═══ THE DATA ═══
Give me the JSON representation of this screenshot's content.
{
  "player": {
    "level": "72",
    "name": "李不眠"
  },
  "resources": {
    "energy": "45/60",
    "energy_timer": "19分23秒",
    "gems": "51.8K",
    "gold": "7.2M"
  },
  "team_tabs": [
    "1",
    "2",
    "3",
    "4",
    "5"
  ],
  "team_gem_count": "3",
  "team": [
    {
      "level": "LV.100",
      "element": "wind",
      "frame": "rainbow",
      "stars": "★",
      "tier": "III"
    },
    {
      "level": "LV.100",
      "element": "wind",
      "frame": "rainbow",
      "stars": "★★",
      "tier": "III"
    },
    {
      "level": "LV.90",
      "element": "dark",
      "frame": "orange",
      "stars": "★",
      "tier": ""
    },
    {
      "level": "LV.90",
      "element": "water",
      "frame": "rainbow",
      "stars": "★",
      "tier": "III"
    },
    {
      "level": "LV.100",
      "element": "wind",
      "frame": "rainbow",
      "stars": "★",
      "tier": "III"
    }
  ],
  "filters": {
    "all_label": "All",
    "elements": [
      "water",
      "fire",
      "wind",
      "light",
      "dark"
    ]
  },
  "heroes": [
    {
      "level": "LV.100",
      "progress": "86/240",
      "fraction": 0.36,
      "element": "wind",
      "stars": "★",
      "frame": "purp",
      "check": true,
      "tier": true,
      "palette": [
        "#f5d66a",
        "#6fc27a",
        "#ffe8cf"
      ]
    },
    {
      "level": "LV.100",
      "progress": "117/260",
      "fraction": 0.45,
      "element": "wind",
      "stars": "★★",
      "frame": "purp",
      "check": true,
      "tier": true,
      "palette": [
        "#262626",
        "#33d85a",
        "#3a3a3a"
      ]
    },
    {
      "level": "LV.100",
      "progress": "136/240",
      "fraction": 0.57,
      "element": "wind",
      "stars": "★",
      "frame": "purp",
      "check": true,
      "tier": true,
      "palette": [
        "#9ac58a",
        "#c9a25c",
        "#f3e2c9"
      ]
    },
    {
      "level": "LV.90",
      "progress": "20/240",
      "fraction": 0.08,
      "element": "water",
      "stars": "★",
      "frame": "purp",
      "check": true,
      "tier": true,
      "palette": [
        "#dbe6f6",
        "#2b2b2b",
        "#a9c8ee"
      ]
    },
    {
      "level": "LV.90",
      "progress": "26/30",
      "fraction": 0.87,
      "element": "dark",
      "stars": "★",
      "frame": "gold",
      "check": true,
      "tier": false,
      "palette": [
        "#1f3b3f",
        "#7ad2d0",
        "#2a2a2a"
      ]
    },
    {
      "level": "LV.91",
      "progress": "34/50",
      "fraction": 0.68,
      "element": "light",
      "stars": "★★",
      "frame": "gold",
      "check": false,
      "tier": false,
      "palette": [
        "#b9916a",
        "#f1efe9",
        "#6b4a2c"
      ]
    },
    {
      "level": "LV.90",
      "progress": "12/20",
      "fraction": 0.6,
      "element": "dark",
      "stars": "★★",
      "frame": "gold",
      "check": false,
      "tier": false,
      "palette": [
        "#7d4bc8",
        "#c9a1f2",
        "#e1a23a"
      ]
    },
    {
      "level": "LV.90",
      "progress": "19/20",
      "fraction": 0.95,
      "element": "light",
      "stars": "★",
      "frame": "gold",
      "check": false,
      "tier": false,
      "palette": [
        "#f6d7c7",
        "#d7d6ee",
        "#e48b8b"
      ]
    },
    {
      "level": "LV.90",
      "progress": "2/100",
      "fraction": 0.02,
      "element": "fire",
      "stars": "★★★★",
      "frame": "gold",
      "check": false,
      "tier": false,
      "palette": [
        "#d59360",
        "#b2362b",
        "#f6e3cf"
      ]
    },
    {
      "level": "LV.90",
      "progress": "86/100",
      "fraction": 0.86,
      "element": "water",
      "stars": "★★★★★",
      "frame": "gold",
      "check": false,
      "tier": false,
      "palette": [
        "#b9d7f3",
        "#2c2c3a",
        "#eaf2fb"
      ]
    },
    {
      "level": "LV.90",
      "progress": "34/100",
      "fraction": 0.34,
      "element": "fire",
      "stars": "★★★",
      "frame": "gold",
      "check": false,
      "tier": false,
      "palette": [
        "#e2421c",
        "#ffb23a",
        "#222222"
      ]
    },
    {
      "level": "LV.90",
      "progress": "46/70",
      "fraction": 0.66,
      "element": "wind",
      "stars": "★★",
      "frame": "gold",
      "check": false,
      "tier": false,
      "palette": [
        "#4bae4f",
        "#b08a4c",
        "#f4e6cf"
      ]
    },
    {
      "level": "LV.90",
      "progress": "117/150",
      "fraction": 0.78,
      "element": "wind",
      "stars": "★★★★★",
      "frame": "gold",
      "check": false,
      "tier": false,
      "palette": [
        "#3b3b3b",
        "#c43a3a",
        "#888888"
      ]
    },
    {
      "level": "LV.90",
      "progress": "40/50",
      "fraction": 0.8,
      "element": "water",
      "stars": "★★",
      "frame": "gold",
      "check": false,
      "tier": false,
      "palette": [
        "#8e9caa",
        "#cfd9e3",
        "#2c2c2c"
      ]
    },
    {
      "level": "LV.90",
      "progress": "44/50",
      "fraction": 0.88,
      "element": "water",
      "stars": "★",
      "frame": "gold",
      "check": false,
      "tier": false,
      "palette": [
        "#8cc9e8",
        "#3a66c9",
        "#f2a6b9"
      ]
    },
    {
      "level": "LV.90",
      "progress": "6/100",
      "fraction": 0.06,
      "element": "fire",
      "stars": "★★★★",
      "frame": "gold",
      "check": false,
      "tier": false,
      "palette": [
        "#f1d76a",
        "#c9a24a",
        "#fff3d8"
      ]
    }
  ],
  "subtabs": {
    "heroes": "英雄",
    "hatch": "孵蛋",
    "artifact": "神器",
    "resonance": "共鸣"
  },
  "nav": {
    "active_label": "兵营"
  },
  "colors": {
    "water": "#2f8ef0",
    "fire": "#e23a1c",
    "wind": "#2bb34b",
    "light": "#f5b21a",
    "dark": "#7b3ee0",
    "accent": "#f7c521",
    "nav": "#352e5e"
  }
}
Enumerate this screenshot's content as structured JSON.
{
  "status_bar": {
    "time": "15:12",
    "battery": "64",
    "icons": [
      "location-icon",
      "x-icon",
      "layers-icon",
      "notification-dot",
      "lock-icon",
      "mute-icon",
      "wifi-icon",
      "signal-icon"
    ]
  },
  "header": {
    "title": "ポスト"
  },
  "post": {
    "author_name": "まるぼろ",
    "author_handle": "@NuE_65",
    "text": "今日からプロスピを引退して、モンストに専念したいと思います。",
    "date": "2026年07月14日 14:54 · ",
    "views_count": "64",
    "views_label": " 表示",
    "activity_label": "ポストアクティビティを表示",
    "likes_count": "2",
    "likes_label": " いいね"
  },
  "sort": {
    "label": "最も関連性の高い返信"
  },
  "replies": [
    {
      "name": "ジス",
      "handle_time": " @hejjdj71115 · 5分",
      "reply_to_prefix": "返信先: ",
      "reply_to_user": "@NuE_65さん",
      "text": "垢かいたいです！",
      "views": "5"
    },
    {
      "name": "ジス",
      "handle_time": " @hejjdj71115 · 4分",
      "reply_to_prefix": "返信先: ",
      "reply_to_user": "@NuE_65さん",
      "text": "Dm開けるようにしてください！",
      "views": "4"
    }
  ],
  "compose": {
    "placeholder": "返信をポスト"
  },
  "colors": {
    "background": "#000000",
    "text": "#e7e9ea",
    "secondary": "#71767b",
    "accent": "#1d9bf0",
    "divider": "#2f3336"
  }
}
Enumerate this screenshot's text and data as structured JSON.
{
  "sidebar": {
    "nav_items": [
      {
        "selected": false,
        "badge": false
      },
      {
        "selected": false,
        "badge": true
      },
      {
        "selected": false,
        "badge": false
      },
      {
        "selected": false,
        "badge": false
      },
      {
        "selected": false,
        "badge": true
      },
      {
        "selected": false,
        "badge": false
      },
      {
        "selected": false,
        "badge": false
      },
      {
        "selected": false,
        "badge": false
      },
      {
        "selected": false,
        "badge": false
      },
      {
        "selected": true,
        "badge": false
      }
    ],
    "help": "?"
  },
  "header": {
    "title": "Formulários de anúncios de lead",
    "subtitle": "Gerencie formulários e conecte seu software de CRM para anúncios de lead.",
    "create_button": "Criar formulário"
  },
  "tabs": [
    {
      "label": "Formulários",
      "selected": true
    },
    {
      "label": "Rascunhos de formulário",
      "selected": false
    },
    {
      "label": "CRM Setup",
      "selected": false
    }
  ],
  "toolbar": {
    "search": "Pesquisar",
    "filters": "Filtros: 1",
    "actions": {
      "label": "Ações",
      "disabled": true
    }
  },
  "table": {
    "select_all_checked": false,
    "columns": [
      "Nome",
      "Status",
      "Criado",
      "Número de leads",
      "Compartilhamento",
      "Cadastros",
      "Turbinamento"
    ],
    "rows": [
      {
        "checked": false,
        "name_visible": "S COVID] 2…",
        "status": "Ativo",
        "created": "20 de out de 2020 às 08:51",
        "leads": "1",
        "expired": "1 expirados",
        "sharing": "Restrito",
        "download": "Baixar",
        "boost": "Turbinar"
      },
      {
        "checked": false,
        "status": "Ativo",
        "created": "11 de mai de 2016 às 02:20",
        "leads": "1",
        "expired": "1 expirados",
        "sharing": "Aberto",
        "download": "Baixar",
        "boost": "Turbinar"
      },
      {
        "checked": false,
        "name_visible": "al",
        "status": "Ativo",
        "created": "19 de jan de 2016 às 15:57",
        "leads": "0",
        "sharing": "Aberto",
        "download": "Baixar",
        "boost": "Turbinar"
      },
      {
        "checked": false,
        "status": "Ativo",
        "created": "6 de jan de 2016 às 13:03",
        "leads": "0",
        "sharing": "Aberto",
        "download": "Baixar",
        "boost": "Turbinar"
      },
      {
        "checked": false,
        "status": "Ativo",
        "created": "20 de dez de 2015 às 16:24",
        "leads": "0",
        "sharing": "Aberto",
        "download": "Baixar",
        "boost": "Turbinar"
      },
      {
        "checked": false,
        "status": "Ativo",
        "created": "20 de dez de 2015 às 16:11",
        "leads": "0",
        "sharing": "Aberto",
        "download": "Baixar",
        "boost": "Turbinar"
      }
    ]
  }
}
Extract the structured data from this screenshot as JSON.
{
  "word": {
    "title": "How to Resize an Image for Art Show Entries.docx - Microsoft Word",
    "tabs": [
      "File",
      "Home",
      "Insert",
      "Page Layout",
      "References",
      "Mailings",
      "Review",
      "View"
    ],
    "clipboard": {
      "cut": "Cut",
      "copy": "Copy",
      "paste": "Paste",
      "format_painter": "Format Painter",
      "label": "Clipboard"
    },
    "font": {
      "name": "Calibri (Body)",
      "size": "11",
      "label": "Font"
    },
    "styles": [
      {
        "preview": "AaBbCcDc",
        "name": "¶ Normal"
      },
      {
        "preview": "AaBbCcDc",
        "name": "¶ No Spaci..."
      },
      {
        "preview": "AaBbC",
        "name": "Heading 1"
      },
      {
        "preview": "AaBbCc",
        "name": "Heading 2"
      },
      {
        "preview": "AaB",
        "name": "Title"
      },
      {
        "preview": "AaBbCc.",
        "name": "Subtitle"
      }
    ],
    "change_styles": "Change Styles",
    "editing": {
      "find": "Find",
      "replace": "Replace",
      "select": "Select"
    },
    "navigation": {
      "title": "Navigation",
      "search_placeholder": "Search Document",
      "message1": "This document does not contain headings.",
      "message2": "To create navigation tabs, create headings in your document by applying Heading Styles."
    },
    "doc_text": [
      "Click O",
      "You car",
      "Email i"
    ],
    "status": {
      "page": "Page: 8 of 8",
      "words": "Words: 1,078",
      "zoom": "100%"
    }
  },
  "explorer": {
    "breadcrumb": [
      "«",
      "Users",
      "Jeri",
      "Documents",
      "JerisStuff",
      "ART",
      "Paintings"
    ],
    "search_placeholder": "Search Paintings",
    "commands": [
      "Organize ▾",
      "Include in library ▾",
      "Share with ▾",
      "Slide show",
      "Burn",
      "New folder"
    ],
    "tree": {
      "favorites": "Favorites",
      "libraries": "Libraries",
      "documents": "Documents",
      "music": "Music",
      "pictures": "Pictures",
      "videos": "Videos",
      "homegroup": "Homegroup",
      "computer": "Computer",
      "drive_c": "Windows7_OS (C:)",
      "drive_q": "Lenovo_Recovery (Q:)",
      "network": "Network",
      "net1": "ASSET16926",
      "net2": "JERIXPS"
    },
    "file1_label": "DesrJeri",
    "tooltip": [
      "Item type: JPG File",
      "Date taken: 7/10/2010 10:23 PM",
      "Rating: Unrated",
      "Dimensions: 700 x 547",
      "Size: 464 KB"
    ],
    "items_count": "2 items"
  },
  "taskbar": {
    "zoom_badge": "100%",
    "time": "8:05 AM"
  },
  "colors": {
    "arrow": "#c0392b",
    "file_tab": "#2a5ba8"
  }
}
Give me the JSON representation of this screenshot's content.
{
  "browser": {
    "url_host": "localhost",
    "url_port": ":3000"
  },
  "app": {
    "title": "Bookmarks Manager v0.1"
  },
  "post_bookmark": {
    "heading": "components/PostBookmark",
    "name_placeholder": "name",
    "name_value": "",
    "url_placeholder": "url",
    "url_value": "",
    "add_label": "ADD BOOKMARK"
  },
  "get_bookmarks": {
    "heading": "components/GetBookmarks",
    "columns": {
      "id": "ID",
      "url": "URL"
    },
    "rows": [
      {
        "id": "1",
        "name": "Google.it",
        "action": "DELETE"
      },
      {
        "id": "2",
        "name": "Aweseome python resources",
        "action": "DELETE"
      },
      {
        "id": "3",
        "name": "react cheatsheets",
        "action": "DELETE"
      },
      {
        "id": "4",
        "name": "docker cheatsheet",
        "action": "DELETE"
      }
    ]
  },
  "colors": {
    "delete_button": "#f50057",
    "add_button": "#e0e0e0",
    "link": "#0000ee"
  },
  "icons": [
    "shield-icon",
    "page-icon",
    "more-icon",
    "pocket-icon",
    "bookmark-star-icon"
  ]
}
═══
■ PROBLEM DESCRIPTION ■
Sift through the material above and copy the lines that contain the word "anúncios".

■ RESULT OF THIS TASK ■
    "title": "Formulários de anúncios de lead",
    "subtitle": "Gerencie formulários e conecte seu software de CRM para anúncios de lead.",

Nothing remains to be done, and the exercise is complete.